Every player on the team wears a visor during practices and games— Achong is the only exception. Instead, she wears a slick, black bandana across her forehead.
“I’m used to playing with a bandana,” Achong said. “It’s a habit. I’ve always played with a bandana since I was 12 years old.”
Though the individualistic spirit is there, Achong continues to focus on consistency and listening to her teammates on and off the court.
Achong finished the regular season with a 15-8 record in singles action and a 16-4 mark in doubles play. Achong and senior Daniella Roldan form the No. 20-ranked doubles pair in the country.
Although Yaroshuk-Tews recognizes Achong’s talent, she knows the Dutch phenom still has a lot of work left at UM.
“She has that X-Factor,” the 18th-year head coach said. “She has a ton of variety in her game, she’s able to transition in the court, and her movement is unbelievable. She kind of possesses everything you need in order to be good.

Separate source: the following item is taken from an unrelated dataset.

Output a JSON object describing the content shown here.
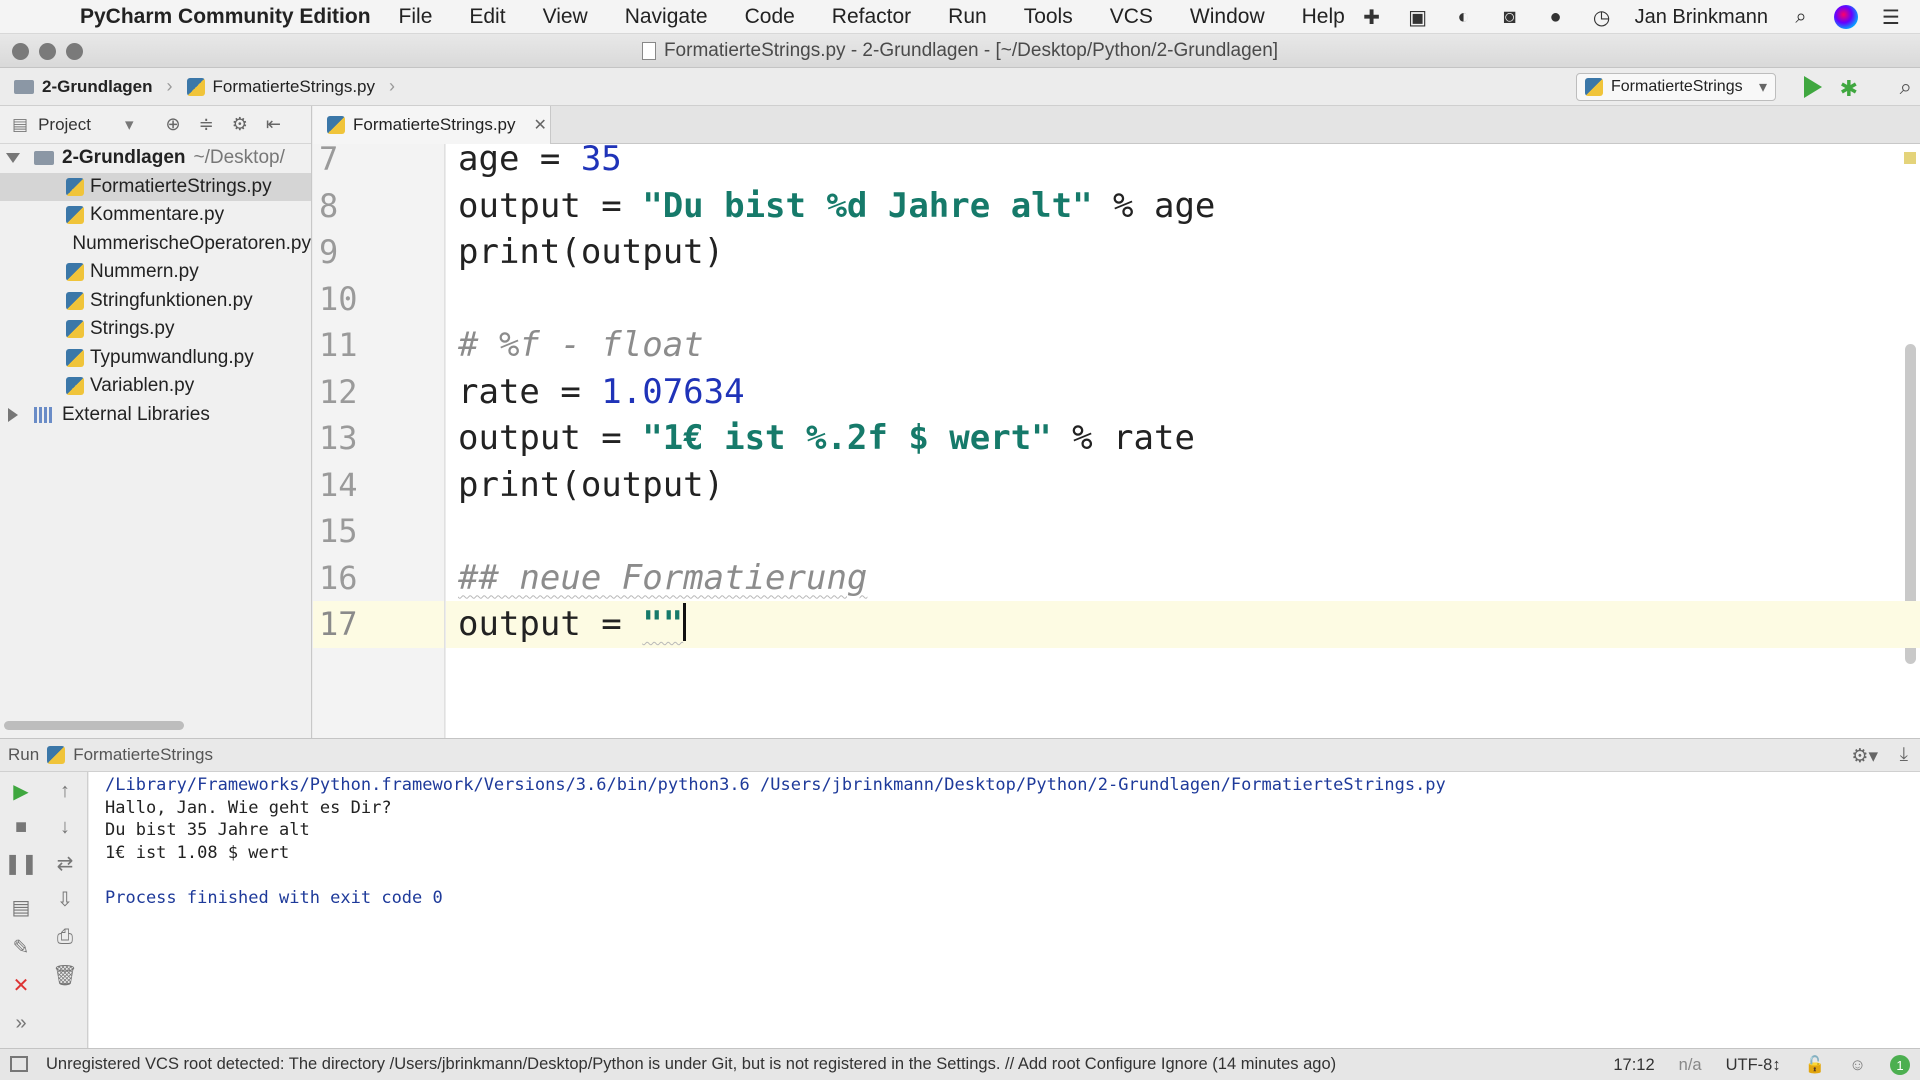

With her, it’s going to be about putting everything all together.”
While the future is still undetermined, Achong’s father knows that she will be able to piece everything together.
“Daeve is very dedicated, eager and focused with hard work to reach her goals,” he said.
Achong and the 25th-ranked Hurricanes return to action April 18 when fifth-seeded Miami plays in the ACC Tournament.